Not so with the gods of the ancient Near East, the deities of the nations that surrounded Israel. They were shrouded in mystery. They were to be appeased. There was no relationship to speak of. It was a matter of people serving the gods or else. There was no affectionate care, but a matter of divine “What have you done for me lately?” A recorded prayer from a time after Moses encapsulates the fear and doubt and confusion that the ancient Near Eastern gods posed to their followers. The Prayer to Any God is quoted in part below. (The numbers are line numbers, akin to Bible verse numbers).
|1. May the anger of the lord’s heart relent.
2. May the god who I do not know relent.
3. May the goddess who I do not know relent.
4. May whichever god relent.
5. May whichever goddess relent.
6. May the heart of my god relent.
7. May the heart of my goddess relent.
8. May (both) god and goddess relent.
9. May the god who is angry with me relent.
10. May the goddess who is angry with me relent.
19. I broke my god’s taboo in ignorance.
20. I crossed my goddess’s bounds in ignorance.
21. O lord, my wrongs are many, great are my sins.
22. O my god, my wrongs are many, great are my sins.
23. O my goddess, my wrongs are many, great are my sins.
24. O whichever god, my wrongs are many, great are my sins.
25. O whichever goddess, my wrongs are many, great are my sins.
26. The wrong which I did, I do not know.
41. To whichever god, return to me, I implore you (lit., I speak a petition)!

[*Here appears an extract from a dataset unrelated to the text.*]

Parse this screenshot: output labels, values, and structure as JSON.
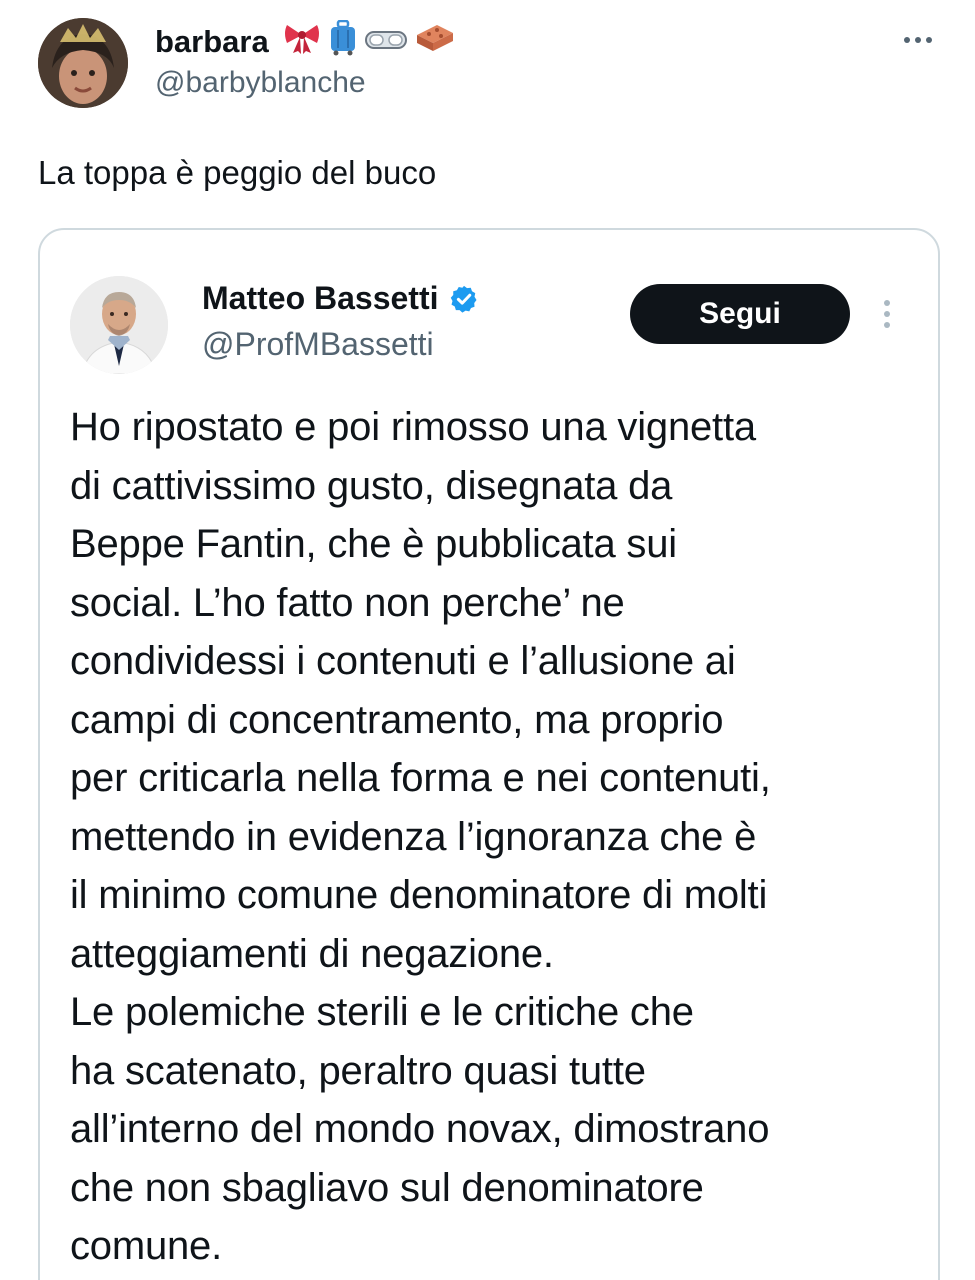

Can you hear the author’s desperation and despair? Can you feel the uncertainty and helplessness? The gods of that time period were distant and unknown (“O whichever god…”).

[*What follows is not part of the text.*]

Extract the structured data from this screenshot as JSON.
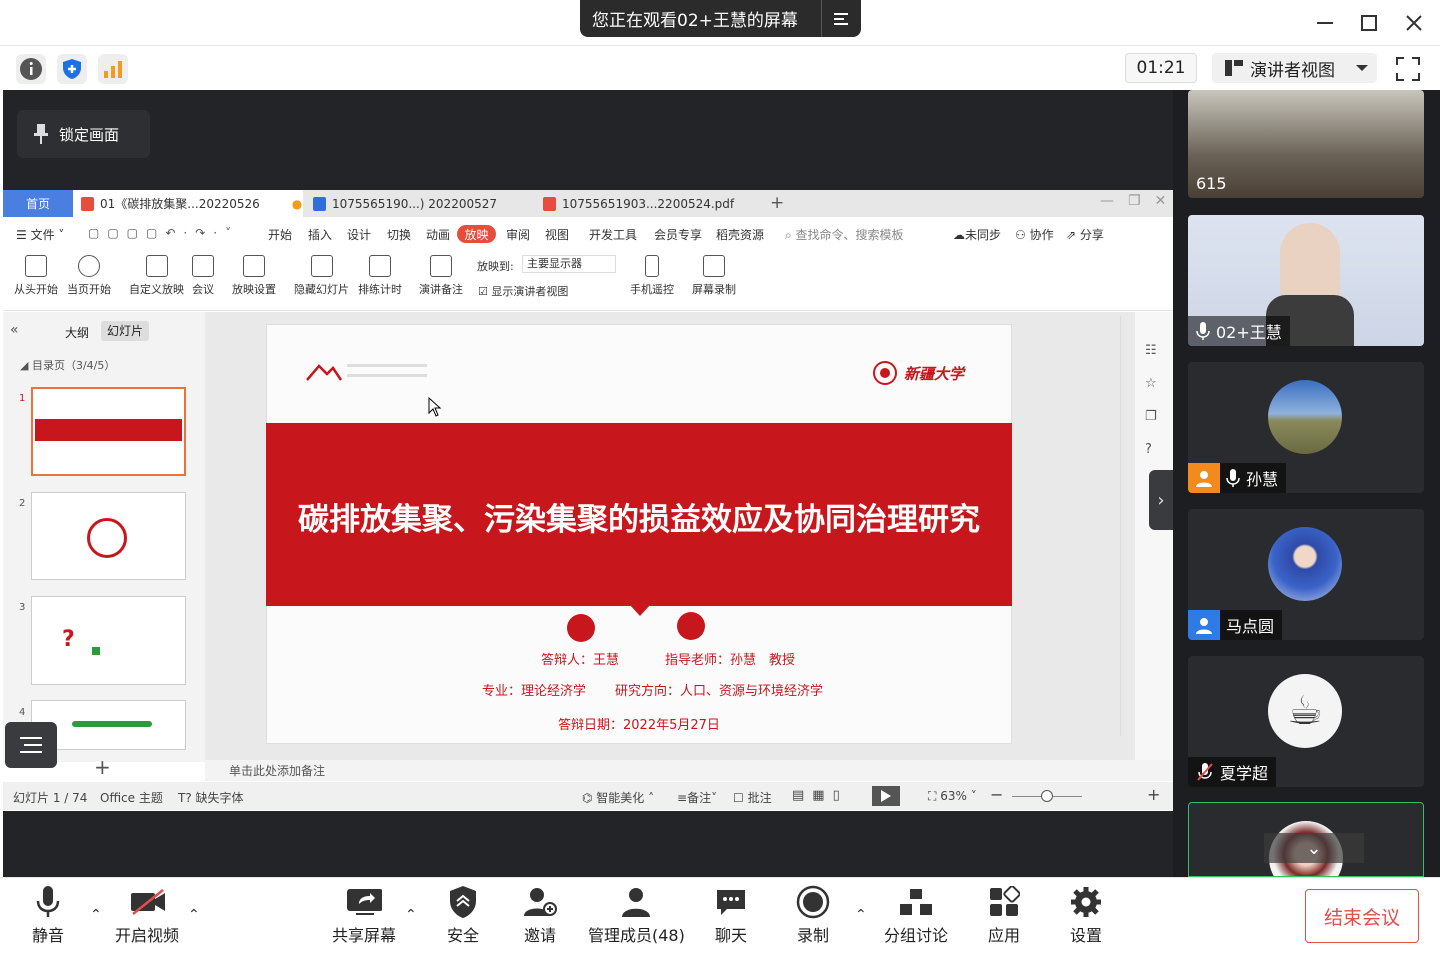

But not so with our God. Not so with the God of Israel. He gave Torah. He revealed His character, His expectations and His grace.
"See, I [Moses] have taught you statutes and judgments just as the LORD my God commanded me, that you should do thus in the land where you are entering to possess it. "So keep and do them, for that is your wisdom and your understanding in the sight of the peoples who will hear all these statutes and say, 'Surely this great nation is a wise and understanding people.' "For what great nation is there that has a god so near to it as is the LORD our God whenever we call on Him?"
-- Deut 4:5-7 NASB
Torah is God’s instruction to His people. Torah is designed to draw the world to God. God wants to dwell with His people. He did in the God-man Jesus Christ and He does still in His Spirit. He will dwell with His people forever in eternity (Revelation 21:3-4). We have a relational God who reconciles the world to Himself through the offering of His abundant grace. Our God is known and can be known. That has not changed and never will.